START Given data
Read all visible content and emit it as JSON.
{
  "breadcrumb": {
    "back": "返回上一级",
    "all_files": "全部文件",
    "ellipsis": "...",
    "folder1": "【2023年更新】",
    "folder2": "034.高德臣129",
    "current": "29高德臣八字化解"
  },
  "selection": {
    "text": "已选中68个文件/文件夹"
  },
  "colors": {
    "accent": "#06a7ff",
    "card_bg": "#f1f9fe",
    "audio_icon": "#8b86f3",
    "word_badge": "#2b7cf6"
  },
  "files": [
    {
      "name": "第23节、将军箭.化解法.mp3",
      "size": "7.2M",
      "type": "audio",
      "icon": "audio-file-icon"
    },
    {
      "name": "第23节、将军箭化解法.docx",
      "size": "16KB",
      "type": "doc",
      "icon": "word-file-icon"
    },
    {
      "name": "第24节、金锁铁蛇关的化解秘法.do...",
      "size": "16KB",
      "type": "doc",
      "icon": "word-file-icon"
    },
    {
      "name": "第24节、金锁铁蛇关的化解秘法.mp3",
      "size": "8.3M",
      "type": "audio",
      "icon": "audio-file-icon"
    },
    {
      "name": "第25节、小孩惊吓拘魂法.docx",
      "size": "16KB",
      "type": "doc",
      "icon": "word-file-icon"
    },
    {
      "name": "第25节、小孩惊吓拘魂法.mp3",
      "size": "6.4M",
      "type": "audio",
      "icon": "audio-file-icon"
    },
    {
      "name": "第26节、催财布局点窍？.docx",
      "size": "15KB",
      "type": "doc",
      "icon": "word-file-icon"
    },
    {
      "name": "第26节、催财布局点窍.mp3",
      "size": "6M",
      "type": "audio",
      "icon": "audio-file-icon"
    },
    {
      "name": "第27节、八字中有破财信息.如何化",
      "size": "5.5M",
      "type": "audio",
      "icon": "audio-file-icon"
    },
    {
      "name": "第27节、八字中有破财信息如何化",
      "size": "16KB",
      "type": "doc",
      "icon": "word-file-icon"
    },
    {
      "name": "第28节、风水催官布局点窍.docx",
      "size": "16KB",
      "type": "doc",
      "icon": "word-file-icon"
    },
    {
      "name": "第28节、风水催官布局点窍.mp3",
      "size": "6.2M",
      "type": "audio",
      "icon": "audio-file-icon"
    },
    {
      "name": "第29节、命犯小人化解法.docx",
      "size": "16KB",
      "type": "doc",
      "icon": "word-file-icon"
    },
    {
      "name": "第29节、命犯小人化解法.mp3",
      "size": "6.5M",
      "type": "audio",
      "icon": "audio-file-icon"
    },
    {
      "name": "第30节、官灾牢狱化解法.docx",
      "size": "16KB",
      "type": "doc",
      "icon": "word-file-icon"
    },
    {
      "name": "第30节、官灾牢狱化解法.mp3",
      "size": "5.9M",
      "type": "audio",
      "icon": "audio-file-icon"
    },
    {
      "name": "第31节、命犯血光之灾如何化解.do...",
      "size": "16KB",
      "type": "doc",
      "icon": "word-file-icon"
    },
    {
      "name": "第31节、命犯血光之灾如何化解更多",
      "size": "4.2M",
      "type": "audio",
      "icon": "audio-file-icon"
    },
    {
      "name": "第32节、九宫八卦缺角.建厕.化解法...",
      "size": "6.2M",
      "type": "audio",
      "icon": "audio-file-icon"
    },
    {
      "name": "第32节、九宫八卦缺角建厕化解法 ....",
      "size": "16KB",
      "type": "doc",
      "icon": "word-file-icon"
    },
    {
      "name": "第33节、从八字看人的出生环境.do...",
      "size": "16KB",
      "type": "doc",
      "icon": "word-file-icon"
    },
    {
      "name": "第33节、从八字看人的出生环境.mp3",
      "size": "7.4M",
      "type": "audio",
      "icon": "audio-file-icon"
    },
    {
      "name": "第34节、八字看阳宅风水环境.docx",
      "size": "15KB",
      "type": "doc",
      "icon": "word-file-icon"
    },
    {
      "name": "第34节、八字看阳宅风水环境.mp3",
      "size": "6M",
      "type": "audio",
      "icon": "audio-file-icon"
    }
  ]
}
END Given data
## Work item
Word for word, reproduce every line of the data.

## Result
Read all visible content and emit it as JSON.
{
  "breadcrumb": {
    "back": "返回上一级",
    "all_files": "全部文件",
    "ellipsis": "...",
    "folder1": "【2023年更新】",
    "folder2": "034.高德臣129",
    "current": "29高德臣八字化解"
  },
  "selection": {
    "text": "已选中68个文件/文件夹"
  },
  "colors": {
    "accent": "#06a7ff",
    "card_bg": "#f1f9fe",
    "audio_icon": "#8b86f3",
    "word_badge": "#2b7cf6"
  },
  "files": [
    {
      "name": "第23节、将军箭.化解法.mp3",
      "size": "7.2M",
      "type": "audio",
      "icon": "audio-file-icon"
    },
    {
      "name": "第23节、将军箭化解法.docx",
      "size": "16KB",
      "type": "doc",
      "icon": "word-file-icon"
    },
    {
      "name": "第24节、金锁铁蛇关的化解秘法.do...",
      "size": "16KB",
      "type": "doc",
      "icon": "word-file-icon"
    },
    {
      "name": "第24节、金锁铁蛇关的化解秘法.mp3",
      "size": "8.3M",
      "type": "audio",
      "icon": "audio-file-icon"
    },
    {
      "name": "第25节、小孩惊吓拘魂法.docx",
      "size": "16KB",
      "type": "doc",
      "icon": "word-file-icon"
    },
    {
      "name": "第25节、小孩惊吓拘魂法.mp3",
      "size": "6.4M",
      "type": "audio",
      "icon": "audio-file-icon"
    },
    {
      "name": "第26节、催财布局点窍？.docx",
      "size": "15KB",
      "type": "doc",
      "icon": "word-file-icon"
    },
    {
      "name": "第26节、催财布局点窍.mp3",
      "size": "6M",
      "type": "audio",
      "icon": "audio-file-icon"
    },
    {
      "name": "第27节、八字中有破财信息.如何化",
      "size": "5.5M",
      "type": "audio",
      "icon": "audio-file-icon"
    },
    {
      "name": "第27节、八字中有破财信息如何化",
      "size": "16KB",
      "type": "doc",
      "icon": "word-file-icon"
    },
    {
      "name": "第28节、风水催官布局点窍.docx",
      "size": "16KB",
      "type": "doc",
      "icon": "word-file-icon"
    },
    {
      "name": "第28节、风水催官布局点窍.mp3",
      "size": "6.2M",
      "type": "audio",
      "icon": "audio-file-icon"
    },
    {
      "name": "第29节、命犯小人化解法.docx",
      "size": "16KB",
      "type": "doc",
      "icon": "word-file-icon"
    },
    {
      "name": "第29节、命犯小人化解法.mp3",
      "size": "6.5M",
      "type": "audio",
      "icon": "audio-file-icon"
    },
    {
      "name": "第30节、官灾牢狱化解法.docx",
      "size": "16KB",
      "type": "doc",
      "icon": "word-file-icon"
    },
    {
      "name": "第30节、官灾牢狱化解法.mp3",
      "size": "5.9M",
      "type": "audio",
      "icon": "audio-file-icon"
    },
    {
      "name": "第31节、命犯血光之灾如何化解.do...",
      "size": "16KB",
      "type": "doc",
      "icon": "word-file-icon"
    },
    {
      "name": "第31节、命犯血光之灾如何化解更多",
      "size": "4.2M",
      "type": "audio",
      "icon": "audio-file-icon"
    },
    {
      "name": "第32节、九宫八卦缺角.建厕.化解法...",
      "size": "6.2M",
      "type": "audio",
      "icon": "audio-file-icon"
    },
    {
      "name": "第32节、九宫八卦缺角建厕化解法 ....",
      "size": "16KB",
      "type": "doc",
      "icon": "word-file-icon"
    },
    {
      "name": "第33节、从八字看人的出生环境.do...",
      "size": "16KB",
      "type": "doc",
      "icon": "word-file-icon"
    },
    {
      "name": "第33节、从八字看人的出生环境.mp3",
      "size": "7.4M",
      "type": "audio",
      "icon": "audio-file-icon"
    },
    {
      "name": "第34节、八字看阳宅风水环境.docx",
      "size": "15KB",
      "type": "doc",
      "icon": "word-file-icon"
    },
    {
      "name": "第34节、八字看阳宅风水环境.mp3",
      "size": "6M",
      "type": "audio",
      "icon": "audio-file-icon"
    }
  ]
}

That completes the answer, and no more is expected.